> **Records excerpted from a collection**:
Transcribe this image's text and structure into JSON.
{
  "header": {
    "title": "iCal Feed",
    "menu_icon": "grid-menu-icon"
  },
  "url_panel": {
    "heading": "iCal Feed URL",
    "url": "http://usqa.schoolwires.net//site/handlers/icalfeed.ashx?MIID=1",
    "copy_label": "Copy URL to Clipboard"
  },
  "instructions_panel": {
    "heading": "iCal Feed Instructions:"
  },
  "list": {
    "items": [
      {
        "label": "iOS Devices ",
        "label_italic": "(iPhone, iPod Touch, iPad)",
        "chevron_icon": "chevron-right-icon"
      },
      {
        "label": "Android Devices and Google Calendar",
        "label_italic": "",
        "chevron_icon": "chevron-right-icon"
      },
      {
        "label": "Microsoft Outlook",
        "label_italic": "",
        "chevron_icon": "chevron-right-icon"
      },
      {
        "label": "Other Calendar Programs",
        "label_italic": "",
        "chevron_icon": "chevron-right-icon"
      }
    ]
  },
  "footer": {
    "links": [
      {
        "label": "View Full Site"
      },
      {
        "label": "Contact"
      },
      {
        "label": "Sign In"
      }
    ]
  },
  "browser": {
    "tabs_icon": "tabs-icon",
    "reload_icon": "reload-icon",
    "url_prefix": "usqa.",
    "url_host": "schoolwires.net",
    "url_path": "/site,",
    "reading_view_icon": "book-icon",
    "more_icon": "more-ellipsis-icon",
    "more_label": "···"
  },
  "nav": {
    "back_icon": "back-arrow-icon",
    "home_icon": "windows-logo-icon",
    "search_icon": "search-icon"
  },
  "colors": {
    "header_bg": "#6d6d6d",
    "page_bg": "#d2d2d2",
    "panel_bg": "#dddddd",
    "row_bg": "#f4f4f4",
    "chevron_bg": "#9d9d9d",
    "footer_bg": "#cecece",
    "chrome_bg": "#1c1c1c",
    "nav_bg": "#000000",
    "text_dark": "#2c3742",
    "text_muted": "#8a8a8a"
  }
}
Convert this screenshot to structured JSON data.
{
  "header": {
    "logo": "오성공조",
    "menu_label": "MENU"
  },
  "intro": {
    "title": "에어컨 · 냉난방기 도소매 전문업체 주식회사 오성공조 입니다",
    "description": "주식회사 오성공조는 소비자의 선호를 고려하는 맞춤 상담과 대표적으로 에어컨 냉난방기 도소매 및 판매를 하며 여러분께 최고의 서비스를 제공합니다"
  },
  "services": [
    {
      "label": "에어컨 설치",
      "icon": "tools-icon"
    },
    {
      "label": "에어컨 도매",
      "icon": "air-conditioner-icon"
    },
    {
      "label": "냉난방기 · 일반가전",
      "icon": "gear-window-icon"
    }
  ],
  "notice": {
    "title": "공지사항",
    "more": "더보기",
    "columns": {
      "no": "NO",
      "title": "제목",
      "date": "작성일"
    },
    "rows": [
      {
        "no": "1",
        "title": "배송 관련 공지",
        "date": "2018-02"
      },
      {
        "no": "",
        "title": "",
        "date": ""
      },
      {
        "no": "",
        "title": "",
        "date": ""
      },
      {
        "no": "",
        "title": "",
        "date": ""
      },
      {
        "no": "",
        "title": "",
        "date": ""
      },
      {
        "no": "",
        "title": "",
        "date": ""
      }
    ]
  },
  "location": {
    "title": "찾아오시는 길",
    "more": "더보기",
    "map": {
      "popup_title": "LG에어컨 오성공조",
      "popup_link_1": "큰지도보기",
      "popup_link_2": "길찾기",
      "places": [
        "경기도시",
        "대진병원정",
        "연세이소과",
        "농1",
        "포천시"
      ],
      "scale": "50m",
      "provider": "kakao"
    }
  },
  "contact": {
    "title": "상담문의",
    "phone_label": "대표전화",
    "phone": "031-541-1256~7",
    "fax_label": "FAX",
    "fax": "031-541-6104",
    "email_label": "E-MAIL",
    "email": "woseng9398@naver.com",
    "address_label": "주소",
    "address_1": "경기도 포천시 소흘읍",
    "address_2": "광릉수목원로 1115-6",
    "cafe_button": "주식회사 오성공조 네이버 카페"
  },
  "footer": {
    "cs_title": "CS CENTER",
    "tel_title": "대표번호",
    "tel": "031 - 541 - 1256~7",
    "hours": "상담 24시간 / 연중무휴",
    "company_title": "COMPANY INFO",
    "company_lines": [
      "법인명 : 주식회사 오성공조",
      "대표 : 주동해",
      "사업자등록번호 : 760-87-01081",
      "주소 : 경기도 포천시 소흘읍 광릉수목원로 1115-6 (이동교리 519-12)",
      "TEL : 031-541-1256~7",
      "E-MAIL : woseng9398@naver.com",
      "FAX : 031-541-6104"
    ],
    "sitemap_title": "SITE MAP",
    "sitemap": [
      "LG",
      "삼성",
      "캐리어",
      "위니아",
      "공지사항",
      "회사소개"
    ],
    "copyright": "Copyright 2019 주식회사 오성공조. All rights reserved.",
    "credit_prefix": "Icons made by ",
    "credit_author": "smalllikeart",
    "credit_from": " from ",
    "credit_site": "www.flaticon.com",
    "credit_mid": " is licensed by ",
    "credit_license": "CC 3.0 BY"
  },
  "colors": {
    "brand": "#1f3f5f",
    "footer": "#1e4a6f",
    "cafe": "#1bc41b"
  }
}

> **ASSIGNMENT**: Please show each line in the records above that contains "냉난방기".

> **EXERCISE OUTPUT**:
    "title": "에어컨 · 냉난방기 도소매 전문업체 주식회사 오성공조 입니다",
    "description": "주식회사 오성공조는 소비자의 선호를 고려하는 맞춤 상담과 대표적으로 에어컨 냉난방기 도소매 및 판매를 하며 여러분께 최고의 서비스를 제공합니다"
      "label": "냉난방기 · 일반가전",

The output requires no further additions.